With more than 30 years experience in B-to-B reporting, writing and editing — the bulk of which was dedicated to covering the bakery, confectionery and snack industries — Pacyniak has chronicled changes within the food industry since the early 1980s. A Boston University journalism degree graduate, he worked for a variety of publications before joining BNP Media in 1994 as editor of Snack Food & Wholesale Bakery magazine. In 2001, he took over as editor-in-chief of Candy Industry and relishes his role as the magazine’s “Candy Man.”
When Musharaf Syed decided to create a supplements business with Aisha Yang in 2009, their business plan didn't call for a manufacturing facility. As so often happens in entrepreneurial endeavors, fate intervenes.
A newly released report from the Hartman Group, Organic & Natural 2016, confirms what many retailers already know: organic and natural food sales are continuing to grow. This year, 82 percent of U.S. consumers indicated they use organic food and beverage products, a 9 point jump from two years ago.
Those of us who are in the confectionery business may feel a bit uneasy digesting child obesity figures, perhaps even feeling a little guilty. But let’s get one thing clear, eating candy in moderation doesn’t make you obese, particularly children.
Just when I thought that the presidential campaign had demonstrated how weird a year 2016 could be, the FDA announced yesterday that it was going to tackle the definition of the word “healthy.” Is that nuts or what?
Last night, during the American Association of Candy Technologists’ (AACT) National Technical Conference, the organization presented Randy Hofberger of R&D Candy Consultants the 2016 Stroud Jordan award.
I’m pretty sure Haribo founder Hans Riegel, Sr. didn’t have supplements and vitamins in mind when he invented the gummi bear in 1922. But in case you hadn’t noticed, more and more vitamins and supplements are now available in gummi form, be it a bear, a raspberry, fish or whatever.

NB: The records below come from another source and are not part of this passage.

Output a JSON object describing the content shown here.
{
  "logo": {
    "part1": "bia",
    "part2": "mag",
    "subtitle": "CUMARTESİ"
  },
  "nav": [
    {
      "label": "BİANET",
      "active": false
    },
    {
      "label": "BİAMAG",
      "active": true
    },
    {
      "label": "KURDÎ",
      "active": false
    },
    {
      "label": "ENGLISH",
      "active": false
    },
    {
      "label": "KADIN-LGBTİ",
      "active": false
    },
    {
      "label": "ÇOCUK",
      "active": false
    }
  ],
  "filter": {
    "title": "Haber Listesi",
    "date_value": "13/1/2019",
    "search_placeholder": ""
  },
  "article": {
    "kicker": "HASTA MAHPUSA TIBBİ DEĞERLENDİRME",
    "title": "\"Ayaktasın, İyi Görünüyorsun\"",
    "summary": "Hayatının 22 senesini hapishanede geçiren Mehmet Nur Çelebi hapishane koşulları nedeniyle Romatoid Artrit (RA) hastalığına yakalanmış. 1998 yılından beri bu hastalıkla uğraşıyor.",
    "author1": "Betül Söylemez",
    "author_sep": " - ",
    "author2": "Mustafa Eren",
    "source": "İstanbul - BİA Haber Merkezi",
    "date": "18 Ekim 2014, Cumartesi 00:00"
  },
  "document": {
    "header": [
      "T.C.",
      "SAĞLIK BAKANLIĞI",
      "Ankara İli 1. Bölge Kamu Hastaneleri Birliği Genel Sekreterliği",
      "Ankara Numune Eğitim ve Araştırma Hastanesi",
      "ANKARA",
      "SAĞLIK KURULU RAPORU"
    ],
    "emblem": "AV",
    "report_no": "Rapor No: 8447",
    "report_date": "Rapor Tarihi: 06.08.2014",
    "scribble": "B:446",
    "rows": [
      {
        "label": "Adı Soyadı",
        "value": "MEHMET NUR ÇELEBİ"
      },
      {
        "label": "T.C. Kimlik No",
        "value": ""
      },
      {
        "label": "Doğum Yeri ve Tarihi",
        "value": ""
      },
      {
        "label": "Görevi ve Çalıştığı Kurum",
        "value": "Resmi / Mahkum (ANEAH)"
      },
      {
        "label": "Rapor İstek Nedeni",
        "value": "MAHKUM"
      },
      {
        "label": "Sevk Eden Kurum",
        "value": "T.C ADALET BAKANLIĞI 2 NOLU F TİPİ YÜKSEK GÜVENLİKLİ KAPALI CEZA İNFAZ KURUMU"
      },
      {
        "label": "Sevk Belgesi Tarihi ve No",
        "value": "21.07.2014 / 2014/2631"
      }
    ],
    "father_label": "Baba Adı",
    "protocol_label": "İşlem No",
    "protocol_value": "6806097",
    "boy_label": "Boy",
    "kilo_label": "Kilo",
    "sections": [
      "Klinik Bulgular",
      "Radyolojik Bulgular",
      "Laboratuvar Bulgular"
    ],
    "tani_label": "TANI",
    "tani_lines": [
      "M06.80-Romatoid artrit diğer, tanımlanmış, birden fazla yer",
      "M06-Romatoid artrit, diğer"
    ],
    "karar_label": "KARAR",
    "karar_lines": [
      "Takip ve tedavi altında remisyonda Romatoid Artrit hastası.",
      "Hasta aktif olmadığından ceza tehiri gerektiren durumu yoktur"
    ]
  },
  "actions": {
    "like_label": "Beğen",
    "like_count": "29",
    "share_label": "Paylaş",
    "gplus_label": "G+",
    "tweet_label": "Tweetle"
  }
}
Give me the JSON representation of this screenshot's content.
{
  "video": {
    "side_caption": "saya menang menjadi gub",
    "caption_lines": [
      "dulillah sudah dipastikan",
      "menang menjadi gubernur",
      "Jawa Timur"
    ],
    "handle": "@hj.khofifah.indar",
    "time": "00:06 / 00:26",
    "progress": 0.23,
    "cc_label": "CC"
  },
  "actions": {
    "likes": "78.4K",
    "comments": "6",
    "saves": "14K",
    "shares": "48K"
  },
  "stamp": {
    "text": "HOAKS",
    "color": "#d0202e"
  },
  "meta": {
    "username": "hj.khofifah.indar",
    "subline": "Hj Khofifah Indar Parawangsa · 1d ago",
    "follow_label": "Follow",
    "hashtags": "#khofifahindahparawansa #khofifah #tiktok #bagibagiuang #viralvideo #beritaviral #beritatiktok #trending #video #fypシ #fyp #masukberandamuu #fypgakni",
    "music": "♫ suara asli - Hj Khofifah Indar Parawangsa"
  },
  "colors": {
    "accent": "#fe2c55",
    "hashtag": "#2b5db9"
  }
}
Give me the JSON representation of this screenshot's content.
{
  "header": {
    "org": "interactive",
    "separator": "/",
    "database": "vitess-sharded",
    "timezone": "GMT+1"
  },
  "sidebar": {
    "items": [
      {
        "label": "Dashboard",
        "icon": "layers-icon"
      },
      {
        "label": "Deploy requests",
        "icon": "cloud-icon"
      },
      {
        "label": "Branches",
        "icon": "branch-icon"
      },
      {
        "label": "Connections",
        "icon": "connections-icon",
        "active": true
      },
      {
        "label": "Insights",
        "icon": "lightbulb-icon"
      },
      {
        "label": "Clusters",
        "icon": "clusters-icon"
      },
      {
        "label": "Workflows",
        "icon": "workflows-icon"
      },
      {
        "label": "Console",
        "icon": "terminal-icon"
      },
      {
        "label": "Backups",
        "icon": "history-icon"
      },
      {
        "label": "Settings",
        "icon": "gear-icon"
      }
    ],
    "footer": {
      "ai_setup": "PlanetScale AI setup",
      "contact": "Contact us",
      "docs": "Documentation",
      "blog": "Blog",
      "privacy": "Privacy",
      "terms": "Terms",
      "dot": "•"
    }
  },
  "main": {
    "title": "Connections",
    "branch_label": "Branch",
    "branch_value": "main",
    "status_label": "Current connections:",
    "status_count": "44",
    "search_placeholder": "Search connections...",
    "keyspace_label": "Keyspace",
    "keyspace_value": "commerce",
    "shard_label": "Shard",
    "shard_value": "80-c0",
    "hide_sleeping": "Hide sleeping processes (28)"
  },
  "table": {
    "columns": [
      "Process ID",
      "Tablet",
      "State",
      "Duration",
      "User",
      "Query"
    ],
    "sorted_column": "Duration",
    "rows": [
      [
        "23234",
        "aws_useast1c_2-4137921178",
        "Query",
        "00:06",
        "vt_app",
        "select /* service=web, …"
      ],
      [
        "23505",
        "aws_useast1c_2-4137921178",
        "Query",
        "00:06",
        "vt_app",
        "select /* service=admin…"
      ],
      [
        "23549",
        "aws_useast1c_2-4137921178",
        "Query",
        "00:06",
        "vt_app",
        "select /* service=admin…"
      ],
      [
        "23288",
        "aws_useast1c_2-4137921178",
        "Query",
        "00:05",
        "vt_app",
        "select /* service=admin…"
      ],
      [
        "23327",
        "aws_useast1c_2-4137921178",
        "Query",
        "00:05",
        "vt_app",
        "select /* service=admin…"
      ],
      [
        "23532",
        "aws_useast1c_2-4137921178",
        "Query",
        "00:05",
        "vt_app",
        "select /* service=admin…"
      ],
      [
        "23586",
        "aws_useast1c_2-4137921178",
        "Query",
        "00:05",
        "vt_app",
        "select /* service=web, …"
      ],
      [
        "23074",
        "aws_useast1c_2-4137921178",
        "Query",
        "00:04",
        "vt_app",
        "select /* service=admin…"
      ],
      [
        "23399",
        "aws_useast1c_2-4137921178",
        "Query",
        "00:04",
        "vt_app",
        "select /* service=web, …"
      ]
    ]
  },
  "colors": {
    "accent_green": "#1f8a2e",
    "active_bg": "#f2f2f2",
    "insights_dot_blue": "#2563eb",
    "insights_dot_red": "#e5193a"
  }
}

There are several positive things to look forward to with fall, such as the baseball playoffs, football season, the advent of crisp, cooler days, and increased chocolate consumption. And that leads me to a news report that was forwarded by one of my fellow BNP Media editors. It centers around a Syrian refugee who — upon getting permission to emigrate to Canada — was able to rekindle his chocolate business in Nova Scotia, albeit on a much smaller scale.